**REQUIRED WORK**
Using the listing, copy each whole line that features "Antonio".

────────────────

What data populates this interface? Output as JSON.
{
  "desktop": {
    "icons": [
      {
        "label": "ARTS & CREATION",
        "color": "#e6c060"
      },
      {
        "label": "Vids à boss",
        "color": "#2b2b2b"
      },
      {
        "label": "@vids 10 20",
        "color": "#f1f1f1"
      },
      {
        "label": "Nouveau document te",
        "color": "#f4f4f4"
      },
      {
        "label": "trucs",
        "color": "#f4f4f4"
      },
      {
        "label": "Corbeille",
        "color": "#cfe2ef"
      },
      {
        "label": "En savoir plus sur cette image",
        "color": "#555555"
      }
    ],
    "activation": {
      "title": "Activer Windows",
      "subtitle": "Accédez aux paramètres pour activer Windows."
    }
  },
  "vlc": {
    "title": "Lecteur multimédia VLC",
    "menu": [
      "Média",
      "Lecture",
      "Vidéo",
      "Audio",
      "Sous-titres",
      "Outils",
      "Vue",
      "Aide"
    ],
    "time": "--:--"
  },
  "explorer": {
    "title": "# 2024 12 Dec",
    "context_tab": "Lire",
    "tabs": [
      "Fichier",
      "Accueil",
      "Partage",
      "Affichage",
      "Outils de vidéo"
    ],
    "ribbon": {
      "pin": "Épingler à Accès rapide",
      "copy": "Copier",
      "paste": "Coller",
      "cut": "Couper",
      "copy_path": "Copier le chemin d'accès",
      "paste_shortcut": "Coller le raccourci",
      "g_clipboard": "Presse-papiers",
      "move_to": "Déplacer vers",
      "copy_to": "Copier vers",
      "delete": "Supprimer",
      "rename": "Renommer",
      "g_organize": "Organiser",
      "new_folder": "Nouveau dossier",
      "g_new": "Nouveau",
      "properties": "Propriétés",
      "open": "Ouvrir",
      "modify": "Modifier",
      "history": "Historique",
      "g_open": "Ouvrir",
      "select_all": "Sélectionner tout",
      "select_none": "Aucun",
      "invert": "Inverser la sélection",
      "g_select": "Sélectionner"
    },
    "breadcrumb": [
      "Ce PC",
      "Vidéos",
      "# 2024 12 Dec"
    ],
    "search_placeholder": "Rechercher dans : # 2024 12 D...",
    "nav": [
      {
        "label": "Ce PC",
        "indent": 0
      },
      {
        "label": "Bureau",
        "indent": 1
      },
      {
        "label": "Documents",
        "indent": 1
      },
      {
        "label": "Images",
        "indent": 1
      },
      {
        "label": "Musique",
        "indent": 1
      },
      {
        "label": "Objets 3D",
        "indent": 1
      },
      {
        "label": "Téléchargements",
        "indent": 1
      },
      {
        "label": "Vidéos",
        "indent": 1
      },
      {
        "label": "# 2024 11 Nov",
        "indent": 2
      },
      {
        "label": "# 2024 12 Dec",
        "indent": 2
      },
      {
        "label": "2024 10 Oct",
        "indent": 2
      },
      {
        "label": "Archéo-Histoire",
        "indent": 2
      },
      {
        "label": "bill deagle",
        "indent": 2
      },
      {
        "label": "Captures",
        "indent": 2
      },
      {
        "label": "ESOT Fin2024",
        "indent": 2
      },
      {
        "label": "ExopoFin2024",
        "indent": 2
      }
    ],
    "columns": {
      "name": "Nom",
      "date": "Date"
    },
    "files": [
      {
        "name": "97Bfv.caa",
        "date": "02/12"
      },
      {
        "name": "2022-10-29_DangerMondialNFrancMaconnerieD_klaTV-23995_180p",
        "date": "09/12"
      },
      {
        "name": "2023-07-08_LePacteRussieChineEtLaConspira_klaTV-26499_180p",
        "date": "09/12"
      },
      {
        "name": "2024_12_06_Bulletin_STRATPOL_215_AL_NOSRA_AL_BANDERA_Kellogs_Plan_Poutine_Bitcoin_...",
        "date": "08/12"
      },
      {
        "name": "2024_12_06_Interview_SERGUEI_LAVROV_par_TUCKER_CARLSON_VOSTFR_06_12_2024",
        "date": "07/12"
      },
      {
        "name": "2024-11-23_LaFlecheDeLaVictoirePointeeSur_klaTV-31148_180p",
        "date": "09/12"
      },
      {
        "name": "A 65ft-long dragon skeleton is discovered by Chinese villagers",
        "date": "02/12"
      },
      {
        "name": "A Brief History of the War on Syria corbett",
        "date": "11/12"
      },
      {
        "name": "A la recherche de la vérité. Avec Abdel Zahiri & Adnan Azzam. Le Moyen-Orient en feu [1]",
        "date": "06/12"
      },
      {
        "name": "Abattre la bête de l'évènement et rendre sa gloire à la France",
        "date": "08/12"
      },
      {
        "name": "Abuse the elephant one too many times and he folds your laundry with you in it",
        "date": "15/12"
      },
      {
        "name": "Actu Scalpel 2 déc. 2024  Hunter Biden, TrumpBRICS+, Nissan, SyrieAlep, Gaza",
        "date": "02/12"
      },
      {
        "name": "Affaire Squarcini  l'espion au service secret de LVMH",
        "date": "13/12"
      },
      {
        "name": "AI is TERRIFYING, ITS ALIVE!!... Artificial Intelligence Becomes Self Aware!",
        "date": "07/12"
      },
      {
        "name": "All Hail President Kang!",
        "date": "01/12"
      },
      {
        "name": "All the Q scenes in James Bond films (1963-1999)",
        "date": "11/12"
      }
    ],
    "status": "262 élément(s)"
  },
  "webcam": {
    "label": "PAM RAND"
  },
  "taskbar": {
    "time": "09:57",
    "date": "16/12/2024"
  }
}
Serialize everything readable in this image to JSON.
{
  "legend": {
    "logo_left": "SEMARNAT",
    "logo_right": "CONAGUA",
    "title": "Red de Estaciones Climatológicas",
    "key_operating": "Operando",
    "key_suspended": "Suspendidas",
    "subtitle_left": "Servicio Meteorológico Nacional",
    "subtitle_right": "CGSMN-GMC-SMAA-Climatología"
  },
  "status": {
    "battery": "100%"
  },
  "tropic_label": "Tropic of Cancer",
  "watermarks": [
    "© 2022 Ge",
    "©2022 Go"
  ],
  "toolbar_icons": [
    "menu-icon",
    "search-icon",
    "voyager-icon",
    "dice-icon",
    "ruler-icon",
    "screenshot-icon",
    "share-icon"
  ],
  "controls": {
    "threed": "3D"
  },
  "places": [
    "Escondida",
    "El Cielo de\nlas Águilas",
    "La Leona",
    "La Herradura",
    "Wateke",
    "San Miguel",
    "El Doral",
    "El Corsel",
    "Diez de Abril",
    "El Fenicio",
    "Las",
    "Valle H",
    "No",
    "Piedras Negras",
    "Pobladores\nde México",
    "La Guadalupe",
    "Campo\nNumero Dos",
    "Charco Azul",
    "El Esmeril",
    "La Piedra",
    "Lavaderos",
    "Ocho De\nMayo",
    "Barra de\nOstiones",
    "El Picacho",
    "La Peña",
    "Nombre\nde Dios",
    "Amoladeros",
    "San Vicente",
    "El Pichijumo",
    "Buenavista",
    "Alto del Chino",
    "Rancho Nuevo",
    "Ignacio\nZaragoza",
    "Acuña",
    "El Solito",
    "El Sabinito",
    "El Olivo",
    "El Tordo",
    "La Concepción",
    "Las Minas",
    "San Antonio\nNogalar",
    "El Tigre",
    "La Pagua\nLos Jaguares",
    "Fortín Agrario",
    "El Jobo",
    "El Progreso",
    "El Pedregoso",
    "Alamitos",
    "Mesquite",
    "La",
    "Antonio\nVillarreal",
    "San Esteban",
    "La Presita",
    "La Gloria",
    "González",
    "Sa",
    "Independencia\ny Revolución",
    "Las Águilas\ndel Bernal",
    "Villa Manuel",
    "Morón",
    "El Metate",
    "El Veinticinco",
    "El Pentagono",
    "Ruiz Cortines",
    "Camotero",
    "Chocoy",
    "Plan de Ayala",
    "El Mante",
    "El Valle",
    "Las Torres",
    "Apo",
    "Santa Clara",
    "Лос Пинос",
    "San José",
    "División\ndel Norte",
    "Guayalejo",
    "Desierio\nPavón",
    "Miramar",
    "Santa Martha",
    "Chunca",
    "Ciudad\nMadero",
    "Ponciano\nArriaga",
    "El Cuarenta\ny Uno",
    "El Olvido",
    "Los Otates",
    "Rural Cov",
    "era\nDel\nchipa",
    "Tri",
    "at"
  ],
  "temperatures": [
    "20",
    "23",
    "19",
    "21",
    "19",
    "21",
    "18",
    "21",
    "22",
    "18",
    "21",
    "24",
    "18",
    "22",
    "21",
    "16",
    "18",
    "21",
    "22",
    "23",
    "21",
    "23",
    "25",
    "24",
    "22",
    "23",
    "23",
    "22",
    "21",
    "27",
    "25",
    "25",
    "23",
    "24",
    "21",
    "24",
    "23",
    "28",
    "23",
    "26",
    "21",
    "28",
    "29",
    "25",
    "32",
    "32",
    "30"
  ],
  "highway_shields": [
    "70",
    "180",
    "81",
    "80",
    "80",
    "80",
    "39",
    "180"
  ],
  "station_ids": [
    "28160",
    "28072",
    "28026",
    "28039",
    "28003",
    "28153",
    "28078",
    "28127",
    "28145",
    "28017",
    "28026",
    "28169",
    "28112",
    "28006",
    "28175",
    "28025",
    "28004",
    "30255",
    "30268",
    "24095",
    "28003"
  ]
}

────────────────

**RESULT**
    "San Antonio\nNogalar",
    "Antonio\nVillarreal",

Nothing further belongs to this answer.